(App and web page records)
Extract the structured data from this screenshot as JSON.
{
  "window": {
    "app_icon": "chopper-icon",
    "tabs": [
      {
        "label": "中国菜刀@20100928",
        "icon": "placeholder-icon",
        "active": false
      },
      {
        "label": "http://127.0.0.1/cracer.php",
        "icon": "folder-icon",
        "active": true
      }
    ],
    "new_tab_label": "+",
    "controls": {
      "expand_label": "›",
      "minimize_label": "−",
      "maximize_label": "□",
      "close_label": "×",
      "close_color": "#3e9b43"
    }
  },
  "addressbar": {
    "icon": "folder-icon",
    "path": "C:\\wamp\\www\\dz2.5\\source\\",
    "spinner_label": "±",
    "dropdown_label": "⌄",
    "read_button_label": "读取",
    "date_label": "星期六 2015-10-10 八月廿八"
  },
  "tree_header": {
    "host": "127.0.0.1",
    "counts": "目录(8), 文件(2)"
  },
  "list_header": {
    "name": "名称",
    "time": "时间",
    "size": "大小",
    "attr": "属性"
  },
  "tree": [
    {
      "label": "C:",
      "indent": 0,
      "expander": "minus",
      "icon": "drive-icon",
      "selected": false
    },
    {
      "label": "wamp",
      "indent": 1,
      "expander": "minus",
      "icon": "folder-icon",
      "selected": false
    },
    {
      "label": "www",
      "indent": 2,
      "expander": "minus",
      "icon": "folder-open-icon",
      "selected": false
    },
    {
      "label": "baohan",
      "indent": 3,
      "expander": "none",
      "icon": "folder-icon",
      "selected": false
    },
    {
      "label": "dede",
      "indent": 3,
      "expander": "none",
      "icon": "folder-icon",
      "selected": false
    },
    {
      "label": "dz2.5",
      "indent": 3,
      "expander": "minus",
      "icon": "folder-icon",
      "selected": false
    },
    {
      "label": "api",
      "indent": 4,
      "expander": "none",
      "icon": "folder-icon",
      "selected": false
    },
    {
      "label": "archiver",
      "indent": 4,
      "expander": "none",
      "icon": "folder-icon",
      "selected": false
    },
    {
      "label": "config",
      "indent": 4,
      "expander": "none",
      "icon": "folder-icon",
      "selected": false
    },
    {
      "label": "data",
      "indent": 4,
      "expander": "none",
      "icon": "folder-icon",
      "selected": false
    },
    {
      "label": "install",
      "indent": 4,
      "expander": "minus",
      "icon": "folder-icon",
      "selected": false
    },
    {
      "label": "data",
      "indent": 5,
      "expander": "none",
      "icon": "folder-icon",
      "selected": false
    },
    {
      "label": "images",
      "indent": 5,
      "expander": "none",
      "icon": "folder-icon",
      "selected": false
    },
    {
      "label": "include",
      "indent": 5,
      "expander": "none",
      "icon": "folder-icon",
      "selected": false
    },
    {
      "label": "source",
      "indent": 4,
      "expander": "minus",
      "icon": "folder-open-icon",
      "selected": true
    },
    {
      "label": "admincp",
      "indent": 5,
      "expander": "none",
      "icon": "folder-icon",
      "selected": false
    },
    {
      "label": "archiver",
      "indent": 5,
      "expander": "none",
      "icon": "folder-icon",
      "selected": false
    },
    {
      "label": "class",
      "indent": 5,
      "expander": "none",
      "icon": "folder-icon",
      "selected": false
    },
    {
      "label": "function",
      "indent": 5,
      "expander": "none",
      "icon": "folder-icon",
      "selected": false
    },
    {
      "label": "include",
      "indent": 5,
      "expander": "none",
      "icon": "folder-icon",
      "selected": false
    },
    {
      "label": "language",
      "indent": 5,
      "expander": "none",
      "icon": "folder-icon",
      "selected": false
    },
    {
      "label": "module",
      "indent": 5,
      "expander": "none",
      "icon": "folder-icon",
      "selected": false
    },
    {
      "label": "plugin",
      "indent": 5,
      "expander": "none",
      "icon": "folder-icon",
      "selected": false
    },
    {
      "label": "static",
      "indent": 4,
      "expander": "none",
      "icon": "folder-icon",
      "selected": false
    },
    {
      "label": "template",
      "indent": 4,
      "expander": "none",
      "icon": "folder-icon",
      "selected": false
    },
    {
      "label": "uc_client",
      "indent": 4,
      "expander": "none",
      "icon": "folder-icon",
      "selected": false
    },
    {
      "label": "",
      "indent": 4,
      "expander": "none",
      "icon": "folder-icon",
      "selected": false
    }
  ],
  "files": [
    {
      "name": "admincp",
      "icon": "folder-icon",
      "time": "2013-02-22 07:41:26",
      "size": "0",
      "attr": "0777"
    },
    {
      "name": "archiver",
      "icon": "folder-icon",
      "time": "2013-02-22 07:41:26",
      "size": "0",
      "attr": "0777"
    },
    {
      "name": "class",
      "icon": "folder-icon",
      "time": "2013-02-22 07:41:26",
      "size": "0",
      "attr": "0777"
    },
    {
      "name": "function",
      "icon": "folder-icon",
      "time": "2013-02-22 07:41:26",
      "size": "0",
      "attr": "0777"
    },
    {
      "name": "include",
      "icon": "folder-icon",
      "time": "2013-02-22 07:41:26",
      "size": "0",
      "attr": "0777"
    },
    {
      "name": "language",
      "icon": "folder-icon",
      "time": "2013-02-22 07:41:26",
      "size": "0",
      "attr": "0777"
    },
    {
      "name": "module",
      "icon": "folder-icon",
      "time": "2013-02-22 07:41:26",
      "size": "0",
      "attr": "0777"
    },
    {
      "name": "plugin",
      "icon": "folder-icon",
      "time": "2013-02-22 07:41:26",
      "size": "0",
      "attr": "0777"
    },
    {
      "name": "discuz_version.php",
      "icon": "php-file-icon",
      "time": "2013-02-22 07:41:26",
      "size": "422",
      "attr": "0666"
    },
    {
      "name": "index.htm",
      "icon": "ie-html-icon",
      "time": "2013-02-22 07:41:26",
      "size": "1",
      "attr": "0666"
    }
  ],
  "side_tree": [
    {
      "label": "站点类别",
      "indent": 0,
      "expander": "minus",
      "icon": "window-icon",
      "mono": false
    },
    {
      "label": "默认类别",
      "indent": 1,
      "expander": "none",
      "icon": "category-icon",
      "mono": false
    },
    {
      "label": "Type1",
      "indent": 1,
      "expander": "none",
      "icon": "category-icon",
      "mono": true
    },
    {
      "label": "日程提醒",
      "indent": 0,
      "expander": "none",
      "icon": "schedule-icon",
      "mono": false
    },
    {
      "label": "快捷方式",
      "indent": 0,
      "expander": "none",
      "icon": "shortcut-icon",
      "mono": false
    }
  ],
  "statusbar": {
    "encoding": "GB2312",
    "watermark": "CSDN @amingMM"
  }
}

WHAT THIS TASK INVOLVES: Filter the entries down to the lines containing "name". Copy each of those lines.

SOLUTION TO THE EXERCISE:
    "name": "名称",
      "name": "admincp",
      "name": "archiver",
      "name": "class",
      "name": "function",
      "name": "include",
      "name": "language",
      "name": "module",
      "name": "plugin",
      "name": "discuz_version.php",
      "name": "index.htm",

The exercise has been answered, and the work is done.